Good news is around the corner as flat manufacturing production in the fourth quarter of 2015 should give way to 3.3% growth in the first half of 2016.

This is in part because of expected job gains, according to the MAPI Foundation, the research affiliate of the Manufacturers Alliance for Productivity and Innovation.

"The growth driver for the outlook is continued strong employment growth, which creates new income growth and a solid base of consumer spending," said  Foundation chief economist Daniel J. Meckstroth>, Ph.D. "Another impetus is easy credit availability, which propels big-ticket spending for motor vehicles, residential housing, and nonresidential construction.

Manufacturing industrial production rose at a 3.3% annual rate in the third quarter of 2015, a meager recovery from a flat first half of the year, and to which it is anticipated to return in the fourth quarter because of a predicted inventory runoff in November and December.

"The 2016 outlook is helped by the absorption of the negative shocks in 2015 such as the severe winter that disrupted transportation and shut down plants," he added. "There will not be another West Coast port strike and oil and gas prices will not drop by half again next year. And while the U.S. dollar may appreciate somewhat in 2016, it will not surge 15% again. The absence of these negative shocks provides some positive momentum for 2016."

The group forecasts manufacturing production growth of 2.6% in 2016, 3.0% in 2017, and 2.8% in 2018. The 2016 forecast is a decrease from 3.4% and the 2017 forecast is lower than the 3.1% in the September report. Overall GDP will advance by 2.9% in 2016, 2.7% in 2017, and 2.5% in 2018.

Looking towards 2017 growth will be led by mining, oil and gas field machinery at a growth rate of 14%. However iron and steel and paper production—are forecast to be flat.

Non-high-tech manufacturing production (which accounts for 95% of the total) is anticipated to increase 2.1% in 2016, 3.0% in 2017, and 2.6% in 2018. High-tech industrial production (computers and electronic products) is projected to expand by 4.3% in 2016, 5.7% in 2017, and 5.5% in 2018.

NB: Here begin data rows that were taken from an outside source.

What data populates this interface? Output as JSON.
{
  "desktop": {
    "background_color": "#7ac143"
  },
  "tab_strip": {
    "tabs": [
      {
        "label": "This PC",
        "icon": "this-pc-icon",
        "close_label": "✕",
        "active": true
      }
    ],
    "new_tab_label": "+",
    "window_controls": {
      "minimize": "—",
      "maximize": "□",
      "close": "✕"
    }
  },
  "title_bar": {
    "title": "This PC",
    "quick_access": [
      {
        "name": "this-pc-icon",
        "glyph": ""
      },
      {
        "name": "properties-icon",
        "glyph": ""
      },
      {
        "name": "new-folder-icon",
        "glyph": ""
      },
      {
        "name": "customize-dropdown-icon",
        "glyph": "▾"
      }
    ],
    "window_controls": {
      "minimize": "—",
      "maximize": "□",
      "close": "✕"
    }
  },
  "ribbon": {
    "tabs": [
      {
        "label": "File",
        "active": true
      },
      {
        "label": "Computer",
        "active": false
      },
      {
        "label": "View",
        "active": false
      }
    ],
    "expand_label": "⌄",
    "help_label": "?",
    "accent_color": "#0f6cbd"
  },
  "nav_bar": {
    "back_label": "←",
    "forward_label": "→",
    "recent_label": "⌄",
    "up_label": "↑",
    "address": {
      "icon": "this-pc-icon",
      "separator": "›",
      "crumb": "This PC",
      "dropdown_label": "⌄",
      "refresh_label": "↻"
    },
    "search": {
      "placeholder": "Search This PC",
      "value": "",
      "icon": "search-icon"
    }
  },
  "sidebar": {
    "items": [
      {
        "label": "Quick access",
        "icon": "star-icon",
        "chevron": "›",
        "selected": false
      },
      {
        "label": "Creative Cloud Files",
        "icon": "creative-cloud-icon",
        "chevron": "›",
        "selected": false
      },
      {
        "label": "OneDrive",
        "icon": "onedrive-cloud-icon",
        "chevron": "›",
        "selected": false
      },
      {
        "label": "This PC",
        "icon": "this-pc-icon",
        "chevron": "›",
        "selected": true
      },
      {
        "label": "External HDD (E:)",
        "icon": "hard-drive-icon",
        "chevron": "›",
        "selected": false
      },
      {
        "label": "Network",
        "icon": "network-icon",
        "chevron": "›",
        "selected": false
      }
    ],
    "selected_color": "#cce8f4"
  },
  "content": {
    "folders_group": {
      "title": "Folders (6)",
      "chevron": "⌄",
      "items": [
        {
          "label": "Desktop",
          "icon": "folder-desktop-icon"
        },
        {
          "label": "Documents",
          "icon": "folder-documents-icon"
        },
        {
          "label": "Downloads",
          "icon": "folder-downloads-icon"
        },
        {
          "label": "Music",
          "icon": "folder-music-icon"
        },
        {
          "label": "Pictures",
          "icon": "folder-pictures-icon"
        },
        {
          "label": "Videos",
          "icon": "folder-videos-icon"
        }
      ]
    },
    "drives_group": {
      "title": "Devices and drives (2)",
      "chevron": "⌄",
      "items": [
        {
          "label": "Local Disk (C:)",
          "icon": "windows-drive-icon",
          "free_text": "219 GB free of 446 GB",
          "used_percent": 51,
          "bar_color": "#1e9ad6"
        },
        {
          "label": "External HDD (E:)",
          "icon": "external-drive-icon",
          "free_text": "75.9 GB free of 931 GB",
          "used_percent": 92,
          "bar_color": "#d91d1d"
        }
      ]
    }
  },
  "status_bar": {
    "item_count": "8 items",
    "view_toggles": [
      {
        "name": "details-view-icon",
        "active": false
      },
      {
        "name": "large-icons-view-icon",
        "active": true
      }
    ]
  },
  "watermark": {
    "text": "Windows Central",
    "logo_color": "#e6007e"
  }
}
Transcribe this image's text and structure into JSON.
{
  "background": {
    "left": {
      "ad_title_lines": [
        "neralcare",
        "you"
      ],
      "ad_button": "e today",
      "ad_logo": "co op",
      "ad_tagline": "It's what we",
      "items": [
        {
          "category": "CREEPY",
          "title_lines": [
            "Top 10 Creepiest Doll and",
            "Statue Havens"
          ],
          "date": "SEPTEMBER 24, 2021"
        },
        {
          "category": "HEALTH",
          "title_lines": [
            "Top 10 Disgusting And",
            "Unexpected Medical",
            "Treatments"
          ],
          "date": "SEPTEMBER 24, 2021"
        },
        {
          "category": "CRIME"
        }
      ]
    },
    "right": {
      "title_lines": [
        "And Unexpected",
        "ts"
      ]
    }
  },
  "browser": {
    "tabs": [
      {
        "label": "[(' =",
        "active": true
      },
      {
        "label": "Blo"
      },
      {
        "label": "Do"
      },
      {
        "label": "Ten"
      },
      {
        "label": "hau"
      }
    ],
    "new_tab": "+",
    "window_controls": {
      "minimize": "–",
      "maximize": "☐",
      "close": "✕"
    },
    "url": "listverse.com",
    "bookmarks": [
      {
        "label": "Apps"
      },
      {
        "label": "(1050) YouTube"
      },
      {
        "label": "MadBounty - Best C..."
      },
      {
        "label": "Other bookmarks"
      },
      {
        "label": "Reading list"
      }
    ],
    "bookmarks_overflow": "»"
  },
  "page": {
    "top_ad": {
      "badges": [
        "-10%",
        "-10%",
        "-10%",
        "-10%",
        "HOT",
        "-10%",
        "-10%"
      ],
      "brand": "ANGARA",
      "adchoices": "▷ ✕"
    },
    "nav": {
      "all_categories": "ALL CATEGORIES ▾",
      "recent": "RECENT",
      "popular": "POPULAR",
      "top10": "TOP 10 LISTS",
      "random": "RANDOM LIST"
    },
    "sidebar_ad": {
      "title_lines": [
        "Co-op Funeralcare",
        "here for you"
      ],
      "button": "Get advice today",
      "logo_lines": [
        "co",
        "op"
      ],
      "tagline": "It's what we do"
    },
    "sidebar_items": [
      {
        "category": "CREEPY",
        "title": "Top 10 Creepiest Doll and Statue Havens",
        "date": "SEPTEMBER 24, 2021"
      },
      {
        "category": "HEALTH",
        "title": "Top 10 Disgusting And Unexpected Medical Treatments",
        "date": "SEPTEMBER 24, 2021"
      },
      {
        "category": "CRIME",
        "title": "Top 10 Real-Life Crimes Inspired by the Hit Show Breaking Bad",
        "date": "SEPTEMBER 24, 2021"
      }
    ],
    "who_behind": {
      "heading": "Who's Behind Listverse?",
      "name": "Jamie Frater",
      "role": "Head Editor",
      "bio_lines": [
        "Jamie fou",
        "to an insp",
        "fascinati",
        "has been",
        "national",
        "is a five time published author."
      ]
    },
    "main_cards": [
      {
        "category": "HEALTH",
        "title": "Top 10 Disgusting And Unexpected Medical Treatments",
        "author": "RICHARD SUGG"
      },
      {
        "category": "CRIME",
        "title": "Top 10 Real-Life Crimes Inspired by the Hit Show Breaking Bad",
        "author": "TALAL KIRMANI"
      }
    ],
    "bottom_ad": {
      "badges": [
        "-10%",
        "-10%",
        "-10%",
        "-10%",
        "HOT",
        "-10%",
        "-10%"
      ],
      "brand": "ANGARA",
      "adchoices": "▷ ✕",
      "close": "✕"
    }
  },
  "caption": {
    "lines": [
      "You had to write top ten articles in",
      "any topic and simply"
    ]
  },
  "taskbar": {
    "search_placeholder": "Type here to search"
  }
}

Looking toward 2010, MAPI predicts that both manufacturing production and GDP are predicted to average 2.6% annual growth from 2016 to 2020.